There are several versions of this image of England manager Alf Ramsey preventing George Cohen from exchanging shirts with Argentina’s Alberto Gonzalez after their quarter-final in 1966. It is very amusing, simply for the way the incident has descended into a tug of war.
The irony, here, is that Diego Maradona wasn’t attempting to take on a posse of Belgium players, as the image seems to imply. It’s still a remarkable photograph, though, and one which seems befitting of a player of Maradona’s special quality.
Name the player? Carlos Valderrama, of course. It’s a bizarre image of a bizarre character. There isn’t an inch of flesh or kit in sight. But it’s Valderrama – what better way to photograph him?
Drama Drama Drama On The Pitch
A familiar and painful image: Paul Gascoigne bursting into tears after England were knocked out of the World Cup by West Germany in 1990. Even now, when you look at this picture decades later, it still evokes genuine sympathy.
[post_page_titleIf Looks Could Kill[/post_page_title]
Italy’s Franco Baresi, here, with a look that could kill. Italy had just lost in the 1994 World Cup final and Baresi definitely didn’t want that medal.
Fans Make The Magic Moments
Fans are fundamental to the atmosphere of any World Cup. This picture of Argentina’s fans welcoming their team onto the pitch because it’s like a carnival. Everyone has just gone wild. Of course, the toilet roll arcing towards the lens helps. It draws your eye into the frame and gives a sense of proximity to the hoopla.
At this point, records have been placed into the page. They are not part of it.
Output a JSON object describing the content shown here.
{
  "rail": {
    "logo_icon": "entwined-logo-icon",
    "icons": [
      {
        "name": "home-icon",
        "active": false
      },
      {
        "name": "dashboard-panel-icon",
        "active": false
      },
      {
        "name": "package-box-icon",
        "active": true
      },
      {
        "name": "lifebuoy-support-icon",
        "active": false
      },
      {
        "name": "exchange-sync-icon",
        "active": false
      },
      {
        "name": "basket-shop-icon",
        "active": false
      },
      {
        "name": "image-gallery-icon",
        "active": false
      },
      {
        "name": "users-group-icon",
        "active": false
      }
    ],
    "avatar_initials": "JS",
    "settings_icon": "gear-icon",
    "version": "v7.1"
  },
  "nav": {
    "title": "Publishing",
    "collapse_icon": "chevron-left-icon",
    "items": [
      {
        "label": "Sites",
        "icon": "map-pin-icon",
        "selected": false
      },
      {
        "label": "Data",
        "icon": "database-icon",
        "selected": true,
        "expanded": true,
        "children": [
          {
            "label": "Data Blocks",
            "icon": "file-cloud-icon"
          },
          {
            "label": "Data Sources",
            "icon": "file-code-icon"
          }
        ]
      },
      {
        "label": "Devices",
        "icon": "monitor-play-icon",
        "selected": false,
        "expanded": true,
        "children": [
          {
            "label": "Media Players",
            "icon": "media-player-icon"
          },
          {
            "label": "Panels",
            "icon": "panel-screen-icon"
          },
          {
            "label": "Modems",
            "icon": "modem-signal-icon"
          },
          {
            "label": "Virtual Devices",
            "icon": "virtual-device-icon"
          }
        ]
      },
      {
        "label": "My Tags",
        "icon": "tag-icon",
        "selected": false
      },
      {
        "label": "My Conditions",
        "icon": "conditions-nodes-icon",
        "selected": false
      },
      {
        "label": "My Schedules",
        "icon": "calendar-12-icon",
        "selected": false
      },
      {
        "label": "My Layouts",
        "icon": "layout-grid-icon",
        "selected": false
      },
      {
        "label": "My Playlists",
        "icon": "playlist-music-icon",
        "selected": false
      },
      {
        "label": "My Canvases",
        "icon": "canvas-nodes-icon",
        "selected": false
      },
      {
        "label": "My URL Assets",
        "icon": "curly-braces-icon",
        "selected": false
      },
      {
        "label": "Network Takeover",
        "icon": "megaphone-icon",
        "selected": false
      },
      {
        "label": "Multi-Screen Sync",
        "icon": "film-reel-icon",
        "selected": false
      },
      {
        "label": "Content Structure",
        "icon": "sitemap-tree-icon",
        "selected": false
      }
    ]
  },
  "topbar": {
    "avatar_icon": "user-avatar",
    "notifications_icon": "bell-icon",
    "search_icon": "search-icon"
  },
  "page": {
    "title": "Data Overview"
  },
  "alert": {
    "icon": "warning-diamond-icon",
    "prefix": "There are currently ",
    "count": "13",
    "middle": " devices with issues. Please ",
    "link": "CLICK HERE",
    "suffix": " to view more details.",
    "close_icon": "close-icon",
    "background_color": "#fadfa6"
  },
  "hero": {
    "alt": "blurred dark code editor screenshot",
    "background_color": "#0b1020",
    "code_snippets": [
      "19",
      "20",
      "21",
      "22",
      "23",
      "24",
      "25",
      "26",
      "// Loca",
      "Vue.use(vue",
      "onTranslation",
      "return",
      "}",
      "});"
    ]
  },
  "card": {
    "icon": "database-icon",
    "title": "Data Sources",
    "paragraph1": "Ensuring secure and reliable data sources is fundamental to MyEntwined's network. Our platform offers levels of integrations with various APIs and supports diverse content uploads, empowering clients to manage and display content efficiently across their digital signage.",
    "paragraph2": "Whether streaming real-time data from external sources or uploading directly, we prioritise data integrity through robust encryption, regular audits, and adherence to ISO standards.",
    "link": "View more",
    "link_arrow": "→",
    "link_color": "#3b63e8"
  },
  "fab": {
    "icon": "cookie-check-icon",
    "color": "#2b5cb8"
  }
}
Everyone remembers the images from the 1966 final – the winning goal, Bobby Moore with the trophy – but this one is just a damn sight more fresh and a damn sight more fun. It features a show-stealing jump from the England physiotherapist Harold Shepherdson. England’s manager, Alf Ramsey, is pictured in the background, being congratulated, while the likes of Peter Bonetti and Jimmy Greaves watch on (to the right of the frame). Shepherdson brilliantly obliterates them all with his enthusiastic outburst.
The Holland midfielder Johann Cruyff did many incredible things on a football pitch.This photo leapt to the top of a very ordinary pile partly because of his deft pirouette and partly because the Argentinian player in the background seems to be frozen with disbelief. It happened when Holland played Argentina in 1974, a game in which Cruyff scored twice.
Of all the World Cup photographs, this one makes us smile. It’s a British sailor parading the North Korean goalscorer Pak Seung Zin after they drew with Chile in the 1966 World Cup at Ayresome Park in Middlesbrough. There’s no especial reason to find it funny other than the sailor’s outfit and his incongruous presence on the pitch with the exhausted footballers. It’s just a great snapshot of a bygone era.
David Seaman took some serious consoling after his gaffe against Brazil ensured England were knocked out of the 2002 World Cup at the quarter-final stage. Seaman had allowed himself to be lobbed from distance – not for the first time in his career. This photograph shows that sometimes you don’t need facial expressions to convey emotion. The lettering on his shirt and the two arms around his back communicate the story perfectly.
Here we see Zinedine Zidane walking past the World Cup after being sent off for head butting Marco Materazzi in the 2006 final, which France then lost. The huge expanse of black here, sets the dramatic tone, while the haunted pose says all that needs to be said of Zidane’s plight
The Storm Has Arrived
This is a powerful shot. The shade of the skyline is truly electric and perfectly compliments the different shades of blue in the jerseys and flags. What’s more, his drained expression is rather apposite given the pressure Argentina had faced on home soil.
He Shoots, He……
This image is simple and clean. It’s Pelé fooling the Uruguay goalkeeper with the so-called ‘runaround move’ at the 1970 World Cup. Imagine how much more celebrated it would be if he’d actually scored. It could be as loved as the shot of him wearing a sombrero at Mexico’s Azteca Stadium after victory in 1970.